Pro-union pins sit on a table during a watch party for Starbucks employees union election in December in Buffalo, NY Starbucks union organizers say the company is closing a New York store to retaliate.

Joshua Bessex/AP

Starbucks is closing a store in Ithaca, NY, in what Starbucks union organizers are calling an illegal retaliatory move after workers at the location voted to unionize.

The coffee giant gave employees of the College Ave. near Cornell University a week’s notice of the closure, according to the union, with the store set to close permanently on June 10.

It was one of three Starbucks locations in Ithaca that voted to unionize April 8.

Workers at the College Ave. had previously called a one-day strike in April over what the union calls unsafe working conditions – “a waste emergency caused by the overflowing grease trap”. Starbucks later cited the grease trap as the reason for closing the location, according to the union.

“This is clearly retaliation for our low dignity as workers, but our strike has shown them our power,” Benjamin South, an employee at the College Ave. site, said in a statement.

A union committee said it was filing an unfair labor practice complaint with the National Labor Relations Board, alleging Starbucks was closing the store in retaliation for workers’ activities protected by labor laws.

The union also alleges that Starbucks acted in breach of its legal obligations to negotiate the store closure and that the company closed the store to discourage other workers from unionizing.

Starbucks did not immediately respond to NPR’s request for comment.

A Starbucks spokesperson told Bloomberg that the closure was unrelated to unionization and was instead based on issues of facilities, personnel, and time and attendance.

“We are opening and closing stores as part of our regular operations,” spokesman Reggie Borges told the site on Friday. “With deep care and urgency, we are constantly working to create the kind of store environment that partners and customers expect from Starbucks.
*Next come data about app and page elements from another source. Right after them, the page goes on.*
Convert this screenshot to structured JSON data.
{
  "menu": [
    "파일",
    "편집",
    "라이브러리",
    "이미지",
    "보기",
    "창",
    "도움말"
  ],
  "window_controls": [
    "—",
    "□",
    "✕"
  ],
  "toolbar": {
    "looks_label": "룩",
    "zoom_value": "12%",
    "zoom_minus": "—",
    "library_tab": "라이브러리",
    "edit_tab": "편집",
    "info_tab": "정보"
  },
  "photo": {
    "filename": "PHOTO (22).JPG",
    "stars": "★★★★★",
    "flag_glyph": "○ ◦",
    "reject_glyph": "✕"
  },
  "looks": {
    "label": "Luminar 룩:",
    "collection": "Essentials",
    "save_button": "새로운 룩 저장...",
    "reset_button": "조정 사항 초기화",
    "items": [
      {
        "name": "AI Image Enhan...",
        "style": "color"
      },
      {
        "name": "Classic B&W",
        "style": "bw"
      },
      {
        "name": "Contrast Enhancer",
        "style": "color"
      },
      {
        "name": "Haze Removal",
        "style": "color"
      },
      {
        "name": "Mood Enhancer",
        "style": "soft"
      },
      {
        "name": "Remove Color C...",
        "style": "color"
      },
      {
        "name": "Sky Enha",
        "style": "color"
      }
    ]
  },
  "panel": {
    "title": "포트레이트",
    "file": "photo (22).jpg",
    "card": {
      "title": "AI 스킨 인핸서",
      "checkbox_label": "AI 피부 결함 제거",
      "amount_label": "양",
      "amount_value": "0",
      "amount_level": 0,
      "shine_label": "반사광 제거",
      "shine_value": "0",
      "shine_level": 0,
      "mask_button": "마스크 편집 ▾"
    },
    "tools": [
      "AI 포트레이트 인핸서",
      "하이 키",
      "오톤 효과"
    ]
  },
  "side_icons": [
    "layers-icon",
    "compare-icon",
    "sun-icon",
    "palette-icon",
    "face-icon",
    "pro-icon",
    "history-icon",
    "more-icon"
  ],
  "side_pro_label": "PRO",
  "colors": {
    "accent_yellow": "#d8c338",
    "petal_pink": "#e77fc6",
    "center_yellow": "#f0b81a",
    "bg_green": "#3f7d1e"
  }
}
Our goal is to ensure that each partner is supported in their individual situation, and we have immediate opportunities available in the market.”

Starbucks stores across the country have seen a flurry of labor organizing in recent months, with more than 230 Starbucks stores filing petitions for union elections and about 50 stores voting to join the national Workers United union between December and may’s beginning.